While the federal action is aimed most directly at renewables, plug-in electric vehicles (EV) and energy storage, a California Independent System Operator (CAISO) spokesperson told NGI that the Federal Energy Regulatory Commission approval also could include gas-fired distributed generation, but usually that is already part of the grid operator’s market.

FERC’s June 2 approval of CAISO’s latest proposal applies to distribution generation below the wholesale market’s minimum requirement size for generation of 0.5 MW. Usually gas-fired combined heat-power and cogeneration electric projects involve larger output above the wholesale minimum, the spokesperson said.

“The aggregator model [in the newly approved proposal] is for resources too small to individually reach the [minimum] 0.5 MW threshold,” the spokesperson said.

Calling it a step toward a redesigned power grid, CAISO CEO Steve Berberich said he is seeing “a shift from a one-way centralized system to a two-way decentralized system” that promises to open new market opportunities to distributed energy resource products and services.

Distributed energy resources (DER) are defined by CAISO as “resources on the customer, or distribution side, of the electric meter,” including rooftop solar systems, plug-in EVs, storage and demand response, along with other forms of gas-fired, customer-owned power produced as an offshoot of onsite operations.

CAISO officials said the benefits of getting more distributed sources of power onto the grid include cutting carbon emissions and incorporating more renewable energy into the state’s power supply in the years ahead.

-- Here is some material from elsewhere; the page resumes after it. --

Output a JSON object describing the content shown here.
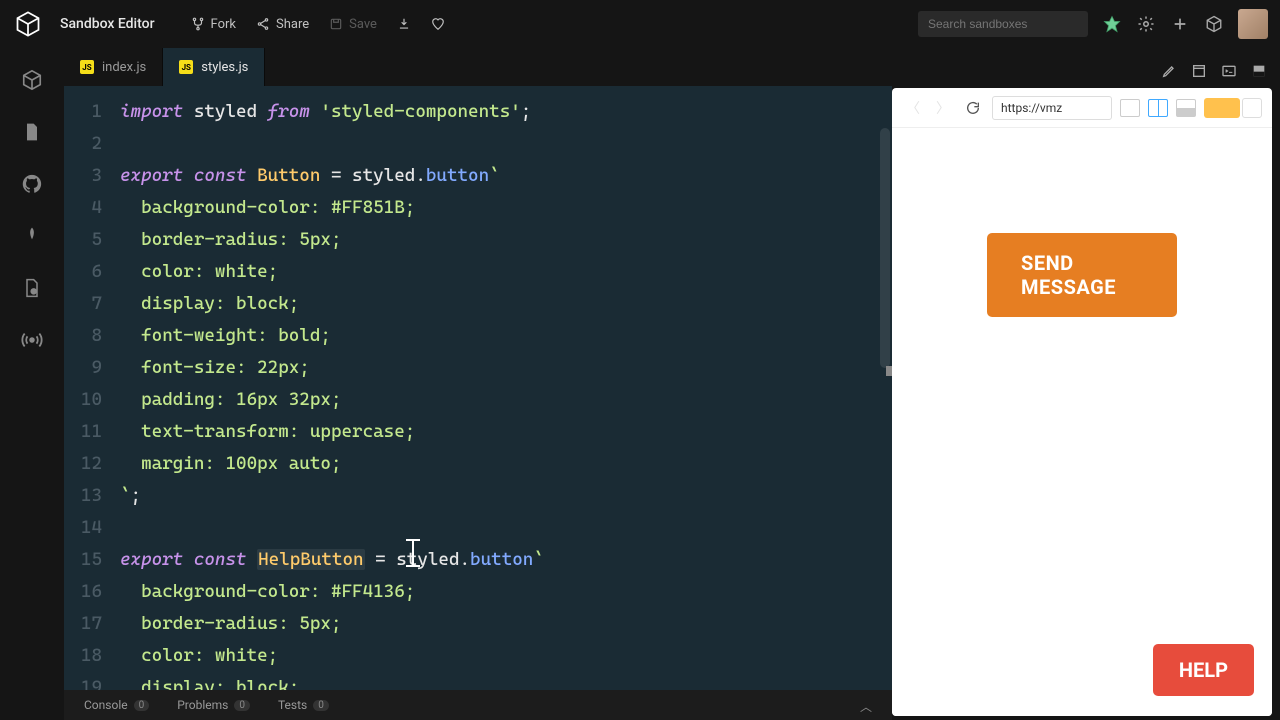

“DERs are becoming an increasingly important part of our system because of lower costs and customer preference,” said Berberich, adding that CAISO will be giving a progress report to FERC in six months and annual reports to the federal regulators for three years thereafter.